------ Listed records ------
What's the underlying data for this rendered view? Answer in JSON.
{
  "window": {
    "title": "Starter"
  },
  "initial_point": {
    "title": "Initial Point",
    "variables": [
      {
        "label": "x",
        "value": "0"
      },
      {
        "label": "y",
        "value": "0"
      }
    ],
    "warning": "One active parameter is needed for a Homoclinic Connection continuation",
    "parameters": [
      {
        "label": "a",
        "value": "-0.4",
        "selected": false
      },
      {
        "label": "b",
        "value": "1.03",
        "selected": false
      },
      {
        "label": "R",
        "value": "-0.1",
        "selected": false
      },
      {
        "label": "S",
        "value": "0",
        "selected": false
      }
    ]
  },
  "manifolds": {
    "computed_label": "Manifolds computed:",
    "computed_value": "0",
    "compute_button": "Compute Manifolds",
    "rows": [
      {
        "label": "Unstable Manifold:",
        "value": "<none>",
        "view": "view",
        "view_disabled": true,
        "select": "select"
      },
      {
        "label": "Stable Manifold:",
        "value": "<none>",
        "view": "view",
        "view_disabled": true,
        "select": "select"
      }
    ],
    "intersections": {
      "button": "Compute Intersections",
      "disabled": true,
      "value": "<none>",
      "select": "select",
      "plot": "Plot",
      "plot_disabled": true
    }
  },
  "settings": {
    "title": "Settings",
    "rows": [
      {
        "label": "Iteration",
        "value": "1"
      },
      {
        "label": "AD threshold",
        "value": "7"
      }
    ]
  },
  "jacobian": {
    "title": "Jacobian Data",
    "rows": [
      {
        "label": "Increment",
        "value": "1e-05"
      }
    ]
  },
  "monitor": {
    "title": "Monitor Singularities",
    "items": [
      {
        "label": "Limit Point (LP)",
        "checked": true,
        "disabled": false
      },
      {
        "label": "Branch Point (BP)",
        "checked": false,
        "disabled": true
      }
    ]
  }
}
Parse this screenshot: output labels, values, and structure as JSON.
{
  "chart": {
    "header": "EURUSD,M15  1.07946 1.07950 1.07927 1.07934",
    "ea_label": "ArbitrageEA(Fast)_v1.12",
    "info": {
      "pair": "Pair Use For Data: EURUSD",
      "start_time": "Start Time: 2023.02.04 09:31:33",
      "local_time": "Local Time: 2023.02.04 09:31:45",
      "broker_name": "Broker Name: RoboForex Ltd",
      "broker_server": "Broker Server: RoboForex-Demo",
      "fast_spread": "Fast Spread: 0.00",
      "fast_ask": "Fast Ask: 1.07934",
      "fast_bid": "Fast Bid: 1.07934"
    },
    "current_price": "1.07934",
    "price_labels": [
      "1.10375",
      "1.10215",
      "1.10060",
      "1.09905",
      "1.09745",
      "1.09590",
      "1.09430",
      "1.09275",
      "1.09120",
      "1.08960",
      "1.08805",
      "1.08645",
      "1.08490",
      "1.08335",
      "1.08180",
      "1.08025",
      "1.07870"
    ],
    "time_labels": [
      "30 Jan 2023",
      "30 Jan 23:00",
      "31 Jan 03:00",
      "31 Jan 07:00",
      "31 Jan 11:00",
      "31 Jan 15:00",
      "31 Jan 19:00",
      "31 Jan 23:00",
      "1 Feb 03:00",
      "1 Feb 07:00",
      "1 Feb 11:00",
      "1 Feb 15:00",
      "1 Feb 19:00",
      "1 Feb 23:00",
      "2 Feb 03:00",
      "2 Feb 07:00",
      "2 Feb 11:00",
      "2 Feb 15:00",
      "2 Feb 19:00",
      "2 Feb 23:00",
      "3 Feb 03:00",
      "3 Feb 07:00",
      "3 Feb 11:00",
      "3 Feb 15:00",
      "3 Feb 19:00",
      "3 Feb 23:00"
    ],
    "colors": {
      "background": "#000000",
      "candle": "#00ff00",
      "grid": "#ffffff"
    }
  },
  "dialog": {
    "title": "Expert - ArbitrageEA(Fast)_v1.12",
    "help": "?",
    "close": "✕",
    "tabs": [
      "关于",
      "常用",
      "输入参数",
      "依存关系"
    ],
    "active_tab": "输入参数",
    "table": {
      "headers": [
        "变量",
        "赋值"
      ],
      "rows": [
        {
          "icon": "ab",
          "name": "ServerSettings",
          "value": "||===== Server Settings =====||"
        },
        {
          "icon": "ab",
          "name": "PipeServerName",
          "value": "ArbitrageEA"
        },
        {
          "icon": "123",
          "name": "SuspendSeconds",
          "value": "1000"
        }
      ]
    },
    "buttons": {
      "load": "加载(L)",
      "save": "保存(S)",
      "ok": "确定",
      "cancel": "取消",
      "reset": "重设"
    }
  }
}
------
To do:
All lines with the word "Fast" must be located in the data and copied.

Answer to this task:
    "ea_label": "ArbitrageEA(Fast)_v1.12",
      "fast_spread": "Fast Spread: 0.00",
      "fast_ask": "Fast Ask: 1.07934",
      "fast_bid": "Fast Bid: 1.07934"
    "title": "Expert - ArbitrageEA(Fast)_v1.12",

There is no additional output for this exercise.